Data extracts section start

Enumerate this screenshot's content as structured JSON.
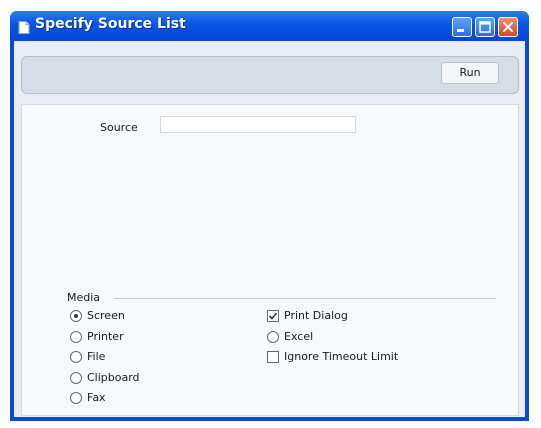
{
  "window": {
    "title": "Specify Source List"
  },
  "toolbar": {
    "run_label": "Run"
  },
  "form": {
    "source_label": "Source",
    "source_value": ""
  },
  "media": {
    "label": "Media",
    "options": [
      {
        "label": "Screen",
        "selected": true
      },
      {
        "label": "Printer",
        "selected": false
      },
      {
        "label": "File",
        "selected": false
      },
      {
        "label": "Clipboard",
        "selected": false
      },
      {
        "label": "Fax",
        "selected": false
      },
      {
        "label": "Excel",
        "selected": false
      }
    ],
    "print_dialog": {
      "label": "Print Dialog",
      "checked": true
    },
    "ignore_timeout": {
      "label": "Ignore Timeout Limit",
      "checked": false
    }
  },
  "colors": {
    "titlebar": "#0a54e4",
    "client_bg": "#e9edf2",
    "close_button": "#d24a22"
  },
  "icons": {
    "app": "document-icon",
    "minimize": "minimize-icon",
    "maximize": "maximize-icon",
    "close": "close-icon"
  }
}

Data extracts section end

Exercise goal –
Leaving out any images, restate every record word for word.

Your solution –
Enumerate this screenshot's content as structured JSON.
{
  "window": {
    "title": "Specify Source List"
  },
  "toolbar": {
    "run_label": "Run"
  },
  "form": {
    "source_label": "Source",
    "source_value": ""
  },
  "media": {
    "label": "Media",
    "options": [
      {
        "label": "Screen",
        "selected": true
      },
      {
        "label": "Printer",
        "selected": false
      },
      {
        "label": "File",
        "selected": false
      },
      {
        "label": "Clipboard",
        "selected": false
      },
      {
        "label": "Fax",
        "selected": false
      },
      {
        "label": "Excel",
        "selected": false
      }
    ],
    "print_dialog": {
      "label": "Print Dialog",
      "checked": true
    },
    "ignore_timeout": {
      "label": "Ignore Timeout Limit",
      "checked": false
    }
  },
  "colors": {
    "titlebar": "#0a54e4",
    "client_bg": "#e9edf2",
    "close_button": "#d24a22"
  },
  "icons": {
    "app": "document-icon",
    "minimize": "minimize-icon",
    "maximize": "maximize-icon",
    "close": "close-icon"
  }
}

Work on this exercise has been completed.